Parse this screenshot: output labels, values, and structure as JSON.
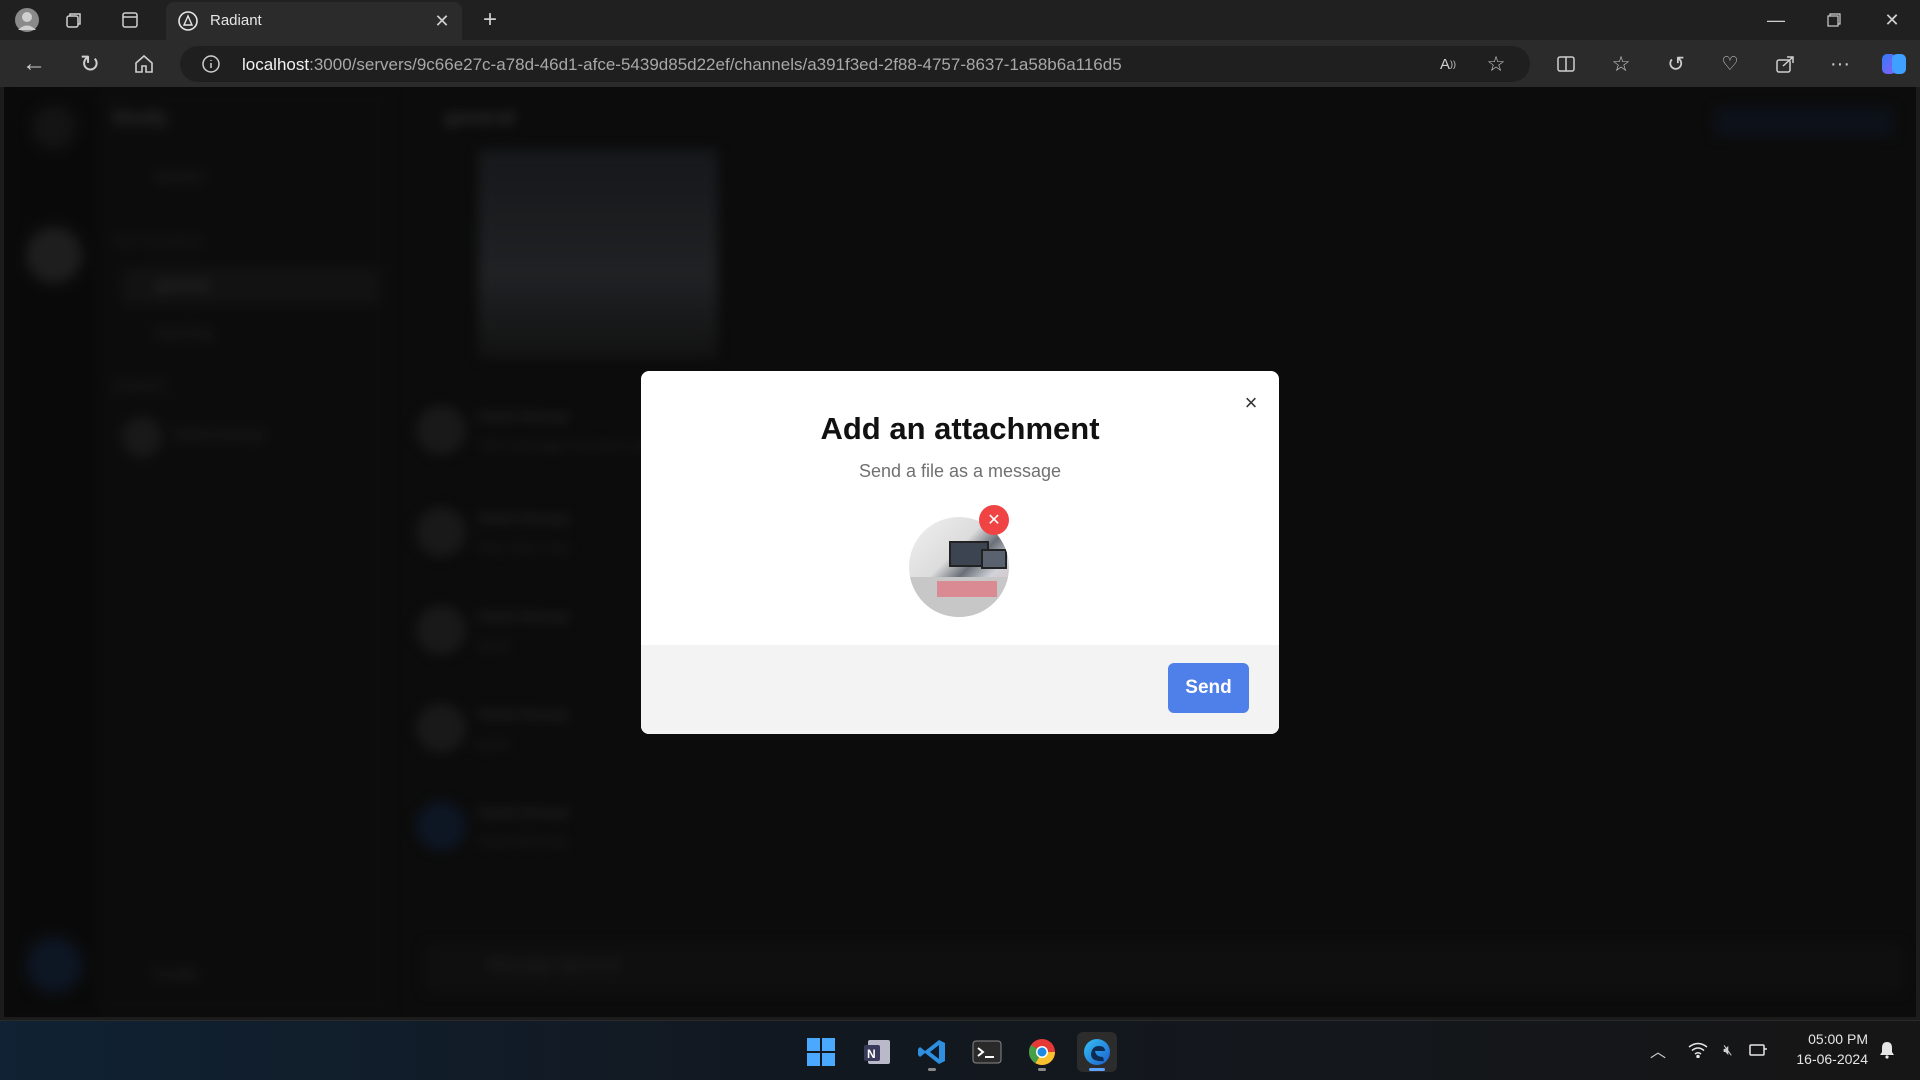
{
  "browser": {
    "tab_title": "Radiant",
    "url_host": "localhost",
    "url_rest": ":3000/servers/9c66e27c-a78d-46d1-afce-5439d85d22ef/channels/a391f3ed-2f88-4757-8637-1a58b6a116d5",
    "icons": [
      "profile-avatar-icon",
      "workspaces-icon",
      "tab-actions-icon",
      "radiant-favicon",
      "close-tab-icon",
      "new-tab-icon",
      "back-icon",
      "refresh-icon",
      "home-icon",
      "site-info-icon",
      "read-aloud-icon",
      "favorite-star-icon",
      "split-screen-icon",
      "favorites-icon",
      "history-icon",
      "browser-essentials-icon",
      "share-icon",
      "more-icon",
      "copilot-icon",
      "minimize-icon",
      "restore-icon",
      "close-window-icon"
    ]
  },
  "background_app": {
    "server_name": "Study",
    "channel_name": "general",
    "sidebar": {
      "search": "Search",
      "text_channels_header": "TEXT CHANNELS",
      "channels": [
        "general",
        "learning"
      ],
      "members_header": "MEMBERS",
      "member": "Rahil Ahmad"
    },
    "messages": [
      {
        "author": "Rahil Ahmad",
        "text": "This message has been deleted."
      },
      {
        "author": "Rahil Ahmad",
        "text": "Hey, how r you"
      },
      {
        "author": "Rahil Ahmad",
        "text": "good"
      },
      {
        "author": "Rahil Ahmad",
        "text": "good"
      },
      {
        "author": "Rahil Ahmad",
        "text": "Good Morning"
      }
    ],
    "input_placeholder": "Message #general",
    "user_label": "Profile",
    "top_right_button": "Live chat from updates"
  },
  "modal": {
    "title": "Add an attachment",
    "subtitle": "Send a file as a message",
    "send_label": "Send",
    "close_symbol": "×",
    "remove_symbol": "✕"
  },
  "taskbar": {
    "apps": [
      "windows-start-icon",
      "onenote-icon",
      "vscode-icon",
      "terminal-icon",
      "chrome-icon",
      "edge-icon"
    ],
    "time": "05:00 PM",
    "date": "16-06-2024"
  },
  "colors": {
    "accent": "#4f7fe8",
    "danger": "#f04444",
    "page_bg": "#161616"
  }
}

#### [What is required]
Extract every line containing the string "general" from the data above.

#### [Answer box]
    "channel_name": "general",
        "general",
    "input_placeholder": "Message #general",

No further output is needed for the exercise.